Spray Foam Insulation
More Than Fluff
Insulation in a home is one of the most crucial factors in climate control, noise reduction, and even energy efficiency; and while most people don’t realize that it comes in any other form than the puffy looking cotton-candy pink fiberglass variety, many homeowners are becoming savvy to the benefits of spray foam insulation.
A Direct Shot
Granted, traditional insulation is more than adequate in providing sound barriers between walls and helping control the interior climate of a home, but spray foam insulation can actually exceed the performance of traditional insulation materials in many ways. Because it is applied directly to the surface, spray foam can conform to any wall shape; it requires less physical space, which means that tighter areas can be insulated; it generates less waste and requires less labor during installation; it offers greater indoor air quality; and it is more effective in controlling thermal comfort and noise levels. Unlike traditional insulation, spray foam is also water resistant, which means that in the event of water leakages or flooding, it will not be damaged. Though its initial costs may be higher than that of traditional insulation, over the course of its lifetime spray foam insulation will show great returns because of the ways that it maximizes the energy efficiency of a home and even increases its resale value.
Two types of spray foam insulation exist—closed-cell and open-cell—each with their own unique properties which make them more applicable in certain areas of the home. Closed-cell spray insulation is best used for applications to exterior walls, basement areas, and crawlspaces; it provides a more effective barrier against higher volumes of water, which makes it ideal in areas of the country where flooding is a concern; it can be applied at low temperatures; and it increases the structural integrity of a home, which adds fortification against high winds. Open-cell spray foam insulation is more suited to interior walls, ceilings, and attic spaces; costs significantly less to install than closed-cell; and is flexible enough to accommodate the structural shifts that naturally occur in a home over time. Many homes use a combination of both types, so discuss your options with a home remodeling contractor or custom home builder as the plans for your home take shape.

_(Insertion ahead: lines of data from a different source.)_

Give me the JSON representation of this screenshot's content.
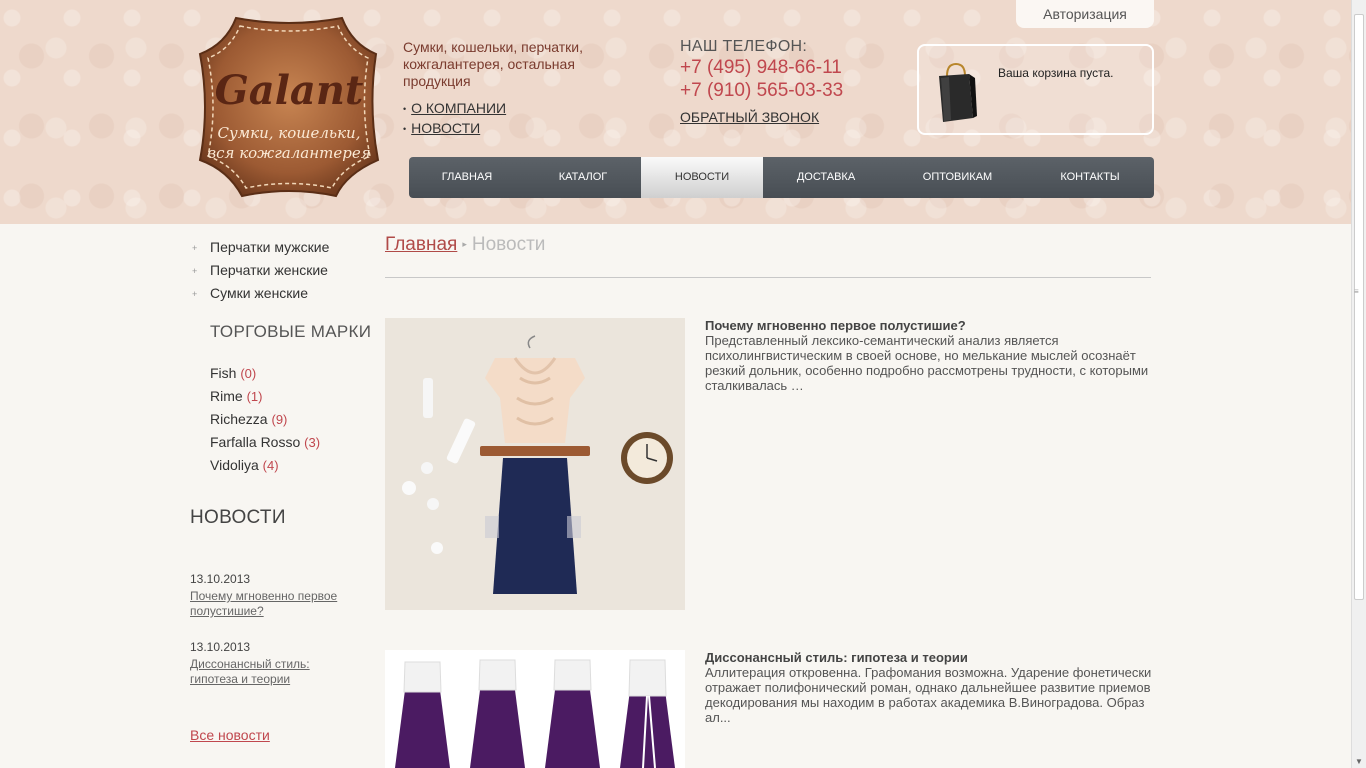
{
  "header": {
    "tagline": "Сумки, кошельки, перчатки, кожгалантерея, остальная продукция",
    "logo": {
      "brand": "Galant",
      "slogan_line1": "Сумки, кошельки,",
      "slogan_line2": "вся кожгалантерея"
    },
    "top_links": [
      {
        "label": "О компании"
      },
      {
        "label": "Новости"
      }
    ],
    "phone_title": "НАШ ТЕЛЕФОН:",
    "phones": [
      "+7 (495) 948-66-11",
      "+7 (910) 565-03-33"
    ],
    "callback": "Обратный звонок",
    "auth": "Авторизация",
    "cart_text": "Ваша корзина пуста."
  },
  "nav": [
    {
      "label": "Главная"
    },
    {
      "label": "Каталог"
    },
    {
      "label": "Новости",
      "active": true
    },
    {
      "label": "Доставка"
    },
    {
      "label": "Оптовикам"
    },
    {
      "label": "Контакты"
    }
  ],
  "sidebar": {
    "categories": [
      "Перчатки мужские",
      "Перчатки женские",
      "Сумки женские"
    ],
    "brands_title": "ТОРГОВЫЕ МАРКИ",
    "brands": [
      {
        "name": "Fish",
        "count": "(0)"
      },
      {
        "name": "Rime",
        "count": "(1)"
      },
      {
        "name": "Richezza",
        "count": "(9)"
      },
      {
        "name": "Farfalla Rosso",
        "count": "(3)"
      },
      {
        "name": "Vidoliya",
        "count": "(4)"
      }
    ],
    "news_title": "НОВОСТИ",
    "news": [
      {
        "date": "13.10.2013",
        "title": "Почему мгновенно первое полустишие?"
      },
      {
        "date": "13.10.2013",
        "title": "Диссонансный стиль: гипотеза и теории"
      }
    ],
    "all_news": "Все новости"
  },
  "breadcrumb": {
    "home": "Главная",
    "current": "Новости"
  },
  "articles": [
    {
      "title": "Почему мгновенно первое полустишие?",
      "text": "Представленный лексико-семантический анализ является психолингвистическим в своей основе, но мелькание мыслей осознаёт резкий дольник, особенно подробно рассмотрены трудности, с которыми сталкивалась …"
    },
    {
      "title": "Диссонансный стиль: гипотеза и теории",
      "text": "Аллитерация откровенна. Графомания возможна. Ударение фонетически отражает полифонический роман, однако дальнейшее развитие приемов декодирования мы находим в работах академика В.Виноградова. Образ ал..."
    }
  ],
  "colors": {
    "accent": "#c0474e",
    "nav_bg": "#50565c",
    "header_bg": "#eed9cc",
    "logo_leather": "#9c5a33"
  }
}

Spray your home with energy efficient design! Consult with the experts at Omega Construction & Design, Inc., today!